Work task:
The records below need to be repeated exactly, with every picture left out.

Dataset entries:
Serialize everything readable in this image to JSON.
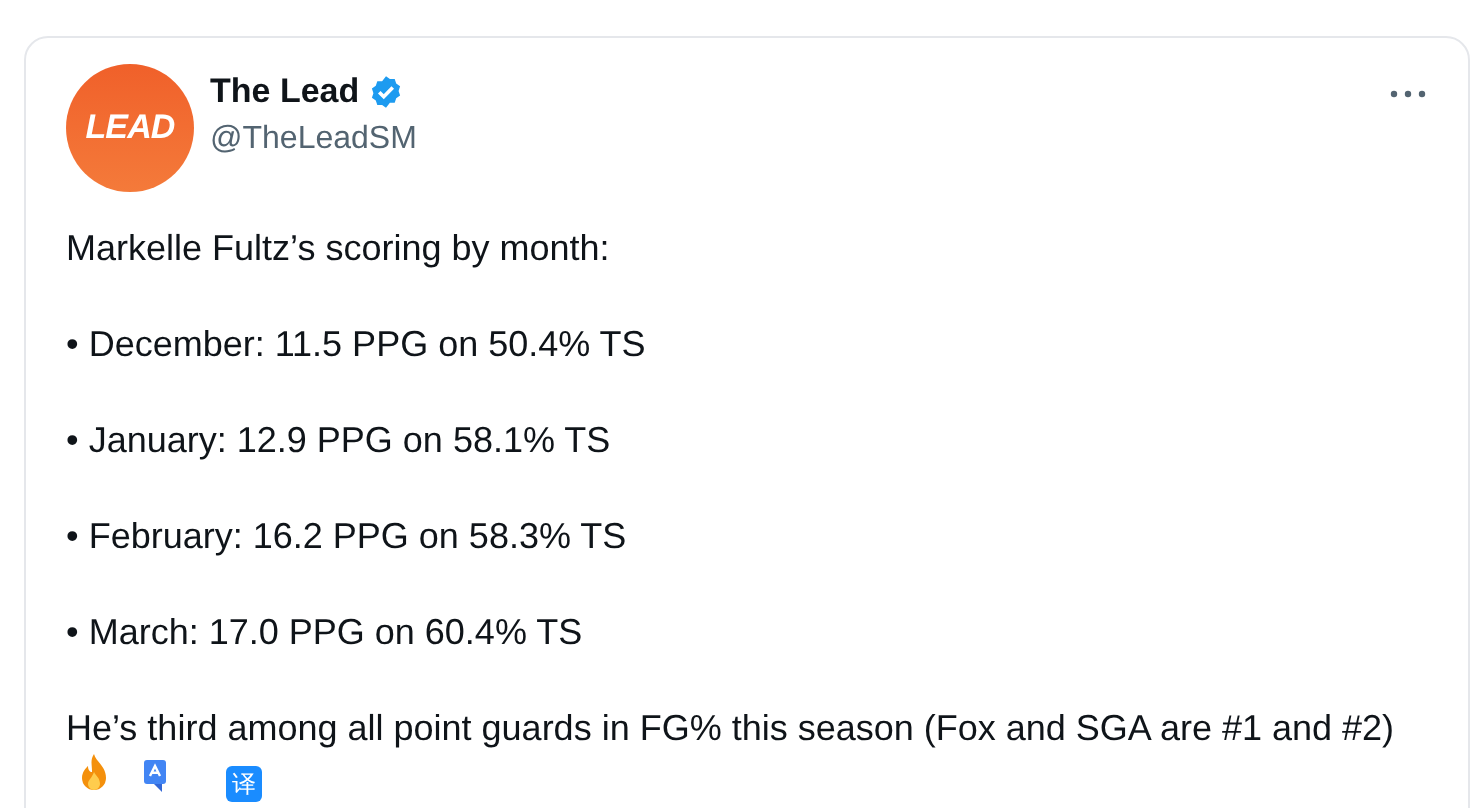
{
  "author": {
    "logo_text": "LEAD",
    "name": "The Lead",
    "verified": true,
    "handle": "@TheLeadSM"
  },
  "intro": "Markelle Fultz’s scoring by month:",
  "bullets": [
    {
      "marker": "•",
      "text": "December: 11.5 PPG on 50.4% TS"
    },
    {
      "marker": "•",
      "text": "January: 12.9 PPG on 58.1% TS"
    },
    {
      "marker": "•",
      "text": "February: 16.2 PPG on 58.3% TS"
    },
    {
      "marker": "•",
      "text": "March: 17.0 PPG on 60.4% TS"
    }
  ],
  "closing": "He’s third among all point guards in FG% this season (Fox and SGA are #1 and #2)",
  "translate_badge": "译"
}
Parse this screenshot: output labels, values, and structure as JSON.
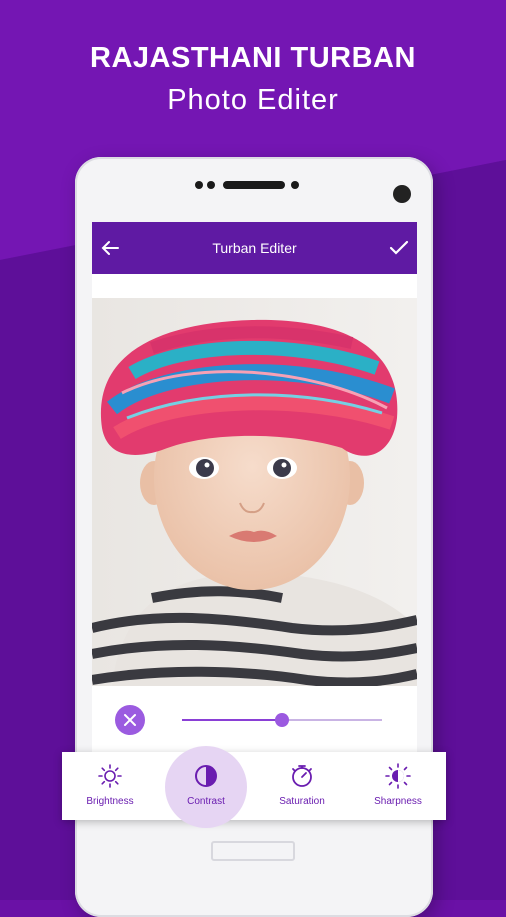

Exercise solution:
Serialize everything readable in this image to JSON.
{
  "author": {
    "logo_text": "LEAD",
    "name": "The Lead",
    "verified": true,
    "handle": "@TheLeadSM"
  },
  "intro": "Markelle Fultz’s scoring by month:",
  "bullets": [
    {
      "marker": "•",
      "text": "December: 11.5 PPG on 50.4% TS"
    },
    {
      "marker": "•",
      "text": "January: 12.9 PPG on 58.1% TS"
    },
    {
      "marker": "•",
      "text": "February: 16.2 PPG on 58.3% TS"
    },
    {
      "marker": "•",
      "text": "March: 17.0 PPG on 60.4% TS"
    }
  ],
  "closing": "He’s third among all point guards in FG% this season (Fox and SGA are #1 and #2)",
  "translate_badge": "译"
}
Parse this screenshot: output labels, values, and structure as JSON.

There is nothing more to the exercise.